WHAT YOU NEED TO DO:
Word for word, output the data that follows.

RECORDED INFORMATION:
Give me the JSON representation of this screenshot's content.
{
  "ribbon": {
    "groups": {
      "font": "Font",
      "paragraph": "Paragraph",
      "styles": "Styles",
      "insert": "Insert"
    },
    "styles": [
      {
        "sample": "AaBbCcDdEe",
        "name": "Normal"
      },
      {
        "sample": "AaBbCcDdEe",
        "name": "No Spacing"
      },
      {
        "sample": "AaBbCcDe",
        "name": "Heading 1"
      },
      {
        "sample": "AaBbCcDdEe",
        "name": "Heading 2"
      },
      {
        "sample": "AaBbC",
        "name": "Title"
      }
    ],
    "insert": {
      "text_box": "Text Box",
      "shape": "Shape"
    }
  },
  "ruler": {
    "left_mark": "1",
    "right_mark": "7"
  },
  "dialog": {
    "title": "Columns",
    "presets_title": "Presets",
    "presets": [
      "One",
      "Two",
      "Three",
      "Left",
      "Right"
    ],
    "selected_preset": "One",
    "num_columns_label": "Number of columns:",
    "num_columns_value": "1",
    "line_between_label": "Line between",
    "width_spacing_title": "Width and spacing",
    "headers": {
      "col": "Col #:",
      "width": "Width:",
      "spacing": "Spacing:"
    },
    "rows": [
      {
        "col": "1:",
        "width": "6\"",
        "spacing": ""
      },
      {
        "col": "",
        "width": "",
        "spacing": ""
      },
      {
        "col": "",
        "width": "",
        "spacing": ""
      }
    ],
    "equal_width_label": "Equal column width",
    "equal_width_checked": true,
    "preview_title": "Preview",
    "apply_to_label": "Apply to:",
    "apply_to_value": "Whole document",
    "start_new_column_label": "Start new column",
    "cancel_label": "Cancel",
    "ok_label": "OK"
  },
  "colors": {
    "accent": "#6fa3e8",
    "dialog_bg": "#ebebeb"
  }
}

RESULT OF THE EXERCISE:
Give me the JSON representation of this screenshot's content.
{
  "ribbon": {
    "groups": {
      "font": "Font",
      "paragraph": "Paragraph",
      "styles": "Styles",
      "insert": "Insert"
    },
    "styles": [
      {
        "sample": "AaBbCcDdEe",
        "name": "Normal"
      },
      {
        "sample": "AaBbCcDdEe",
        "name": "No Spacing"
      },
      {
        "sample": "AaBbCcDe",
        "name": "Heading 1"
      },
      {
        "sample": "AaBbCcDdEe",
        "name": "Heading 2"
      },
      {
        "sample": "AaBbC",
        "name": "Title"
      }
    ],
    "insert": {
      "text_box": "Text Box",
      "shape": "Shape"
    }
  },
  "ruler": {
    "left_mark": "1",
    "right_mark": "7"
  },
  "dialog": {
    "title": "Columns",
    "presets_title": "Presets",
    "presets": [
      "One",
      "Two",
      "Three",
      "Left",
      "Right"
    ],
    "selected_preset": "One",
    "num_columns_label": "Number of columns:",
    "num_columns_value": "1",
    "line_between_label": "Line between",
    "width_spacing_title": "Width and spacing",
    "headers": {
      "col": "Col #:",
      "width": "Width:",
      "spacing": "Spacing:"
    },
    "rows": [
      {
        "col": "1:",
        "width": "6\"",
        "spacing": ""
      },
      {
        "col": "",
        "width": "",
        "spacing": ""
      },
      {
        "col": "",
        "width": "",
        "spacing": ""
      }
    ],
    "equal_width_label": "Equal column width",
    "equal_width_checked": true,
    "preview_title": "Preview",
    "apply_to_label": "Apply to:",
    "apply_to_value": "Whole document",
    "start_new_column_label": "Start new column",
    "cancel_label": "Cancel",
    "ok_label": "OK"
  },
  "colors": {
    "accent": "#6fa3e8",
    "dialog_bg": "#ebebeb"
  }
}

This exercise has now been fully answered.